[Opening Material shown section]
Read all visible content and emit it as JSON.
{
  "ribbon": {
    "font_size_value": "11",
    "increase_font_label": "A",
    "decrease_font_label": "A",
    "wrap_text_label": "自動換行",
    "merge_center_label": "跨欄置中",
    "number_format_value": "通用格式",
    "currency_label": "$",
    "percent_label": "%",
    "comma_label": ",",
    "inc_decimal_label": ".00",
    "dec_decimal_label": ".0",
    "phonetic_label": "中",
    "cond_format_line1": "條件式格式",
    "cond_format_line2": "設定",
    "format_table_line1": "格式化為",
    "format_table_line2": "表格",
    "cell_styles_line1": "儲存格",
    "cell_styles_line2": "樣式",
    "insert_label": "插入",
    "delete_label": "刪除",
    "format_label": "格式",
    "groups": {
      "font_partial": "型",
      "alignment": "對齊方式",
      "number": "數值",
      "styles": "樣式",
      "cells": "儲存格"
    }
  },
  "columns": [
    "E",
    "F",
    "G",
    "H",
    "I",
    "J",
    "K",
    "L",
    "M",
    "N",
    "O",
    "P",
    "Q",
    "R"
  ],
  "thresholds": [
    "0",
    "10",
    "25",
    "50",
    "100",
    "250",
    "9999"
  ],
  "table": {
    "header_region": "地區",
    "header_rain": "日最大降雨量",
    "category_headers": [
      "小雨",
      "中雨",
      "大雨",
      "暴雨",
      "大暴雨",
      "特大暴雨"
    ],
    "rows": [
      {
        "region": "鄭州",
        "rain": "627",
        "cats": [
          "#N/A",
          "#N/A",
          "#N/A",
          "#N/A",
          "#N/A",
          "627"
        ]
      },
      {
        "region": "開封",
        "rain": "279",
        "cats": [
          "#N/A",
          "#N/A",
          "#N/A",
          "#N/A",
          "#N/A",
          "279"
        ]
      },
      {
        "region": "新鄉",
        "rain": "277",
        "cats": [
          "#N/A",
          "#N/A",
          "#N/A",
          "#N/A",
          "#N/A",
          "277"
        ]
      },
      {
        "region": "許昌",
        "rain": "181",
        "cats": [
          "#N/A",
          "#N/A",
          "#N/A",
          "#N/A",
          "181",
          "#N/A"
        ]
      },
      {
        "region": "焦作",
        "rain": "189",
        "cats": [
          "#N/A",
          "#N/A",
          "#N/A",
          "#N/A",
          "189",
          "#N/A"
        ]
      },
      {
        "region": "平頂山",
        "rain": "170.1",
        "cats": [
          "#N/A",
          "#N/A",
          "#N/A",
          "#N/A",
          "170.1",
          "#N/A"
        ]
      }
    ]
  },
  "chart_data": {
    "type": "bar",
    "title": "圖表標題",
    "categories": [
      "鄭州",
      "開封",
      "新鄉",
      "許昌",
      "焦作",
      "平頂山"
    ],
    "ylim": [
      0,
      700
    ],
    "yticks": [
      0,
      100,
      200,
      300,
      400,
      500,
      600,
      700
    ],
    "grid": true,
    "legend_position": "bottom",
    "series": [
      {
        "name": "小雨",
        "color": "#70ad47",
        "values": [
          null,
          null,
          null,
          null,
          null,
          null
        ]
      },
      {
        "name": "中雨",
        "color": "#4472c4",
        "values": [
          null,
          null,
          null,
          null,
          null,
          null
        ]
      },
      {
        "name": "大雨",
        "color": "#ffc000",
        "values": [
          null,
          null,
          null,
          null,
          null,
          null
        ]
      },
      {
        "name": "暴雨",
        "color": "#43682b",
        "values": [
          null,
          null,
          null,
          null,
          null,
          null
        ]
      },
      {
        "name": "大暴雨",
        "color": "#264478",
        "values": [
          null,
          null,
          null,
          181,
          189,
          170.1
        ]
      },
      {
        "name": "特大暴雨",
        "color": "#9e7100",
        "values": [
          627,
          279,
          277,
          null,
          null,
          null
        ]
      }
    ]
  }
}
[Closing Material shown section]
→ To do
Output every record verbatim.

→ Expected output
Read all visible content and emit it as JSON.
{
  "ribbon": {
    "font_size_value": "11",
    "increase_font_label": "A",
    "decrease_font_label": "A",
    "wrap_text_label": "自動換行",
    "merge_center_label": "跨欄置中",
    "number_format_value": "通用格式",
    "currency_label": "$",
    "percent_label": "%",
    "comma_label": ",",
    "inc_decimal_label": ".00",
    "dec_decimal_label": ".0",
    "phonetic_label": "中",
    "cond_format_line1": "條件式格式",
    "cond_format_line2": "設定",
    "format_table_line1": "格式化為",
    "format_table_line2": "表格",
    "cell_styles_line1": "儲存格",
    "cell_styles_line2": "樣式",
    "insert_label": "插入",
    "delete_label": "刪除",
    "format_label": "格式",
    "groups": {
      "font_partial": "型",
      "alignment": "對齊方式",
      "number": "數值",
      "styles": "樣式",
      "cells": "儲存格"
    }
  },
  "columns": [
    "E",
    "F",
    "G",
    "H",
    "I",
    "J",
    "K",
    "L",
    "M",
    "N",
    "O",
    "P",
    "Q",
    "R"
  ],
  "thresholds": [
    "0",
    "10",
    "25",
    "50",
    "100",
    "250",
    "9999"
  ],
  "table": {
    "header_region": "地區",
    "header_rain": "日最大降雨量",
    "category_headers": [
      "小雨",
      "中雨",
      "大雨",
      "暴雨",
      "大暴雨",
      "特大暴雨"
    ],
    "rows": [
      {
        "region": "鄭州",
        "rain": "627",
        "cats": [
          "#N/A",
          "#N/A",
          "#N/A",
          "#N/A",
          "#N/A",
          "627"
        ]
      },
      {
        "region": "開封",
        "rain": "279",
        "cats": [
          "#N/A",
          "#N/A",
          "#N/A",
          "#N/A",
          "#N/A",
          "279"
        ]
      },
      {
        "region": "新鄉",
        "rain": "277",
        "cats": [
          "#N/A",
          "#N/A",
          "#N/A",
          "#N/A",
          "#N/A",
          "277"
        ]
      },
      {
        "region": "許昌",
        "rain": "181",
        "cats": [
          "#N/A",
          "#N/A",
          "#N/A",
          "#N/A",
          "181",
          "#N/A"
        ]
      },
      {
        "region": "焦作",
        "rain": "189",
        "cats": [
          "#N/A",
          "#N/A",
          "#N/A",
          "#N/A",
          "189",
          "#N/A"
        ]
      },
      {
        "region": "平頂山",
        "rain": "170.1",
        "cats": [
          "#N/A",
          "#N/A",
          "#N/A",
          "#N/A",
          "170.1",
          "#N/A"
        ]
      }
    ]
  },
  "chart_data": {
    "type": "bar",
    "title": "圖表標題",
    "categories": [
      "鄭州",
      "開封",
      "新鄉",
      "許昌",
      "焦作",
      "平頂山"
    ],
    "ylim": [
      0,
      700
    ],
    "yticks": [
      0,
      100,
      200,
      300,
      400,
      500,
      600,
      700
    ],
    "grid": true,
    "legend_position": "bottom",
    "series": [
      {
        "name": "小雨",
        "color": "#70ad47",
        "values": [
          null,
          null,
          null,
          null,
          null,
          null
        ]
      },
      {
        "name": "中雨",
        "color": "#4472c4",
        "values": [
          null,
          null,
          null,
          null,
          null,
          null
        ]
      },
      {
        "name": "大雨",
        "color": "#ffc000",
        "values": [
          null,
          null,
          null,
          null,
          null,
          null
        ]
      },
      {
        "name": "暴雨",
        "color": "#43682b",
        "values": [
          null,
          null,
          null,
          null,
          null,
          null
        ]
      },
      {
        "name": "大暴雨",
        "color": "#264478",
        "values": [
          null,
          null,
          null,
          181,
          189,
          170.1
        ]
      },
      {
        "name": "特大暴雨",
        "color": "#9e7100",
        "values": [
          627,
          279,
          277,
          null,
          null,
          null
        ]
      }
    ]
  }
}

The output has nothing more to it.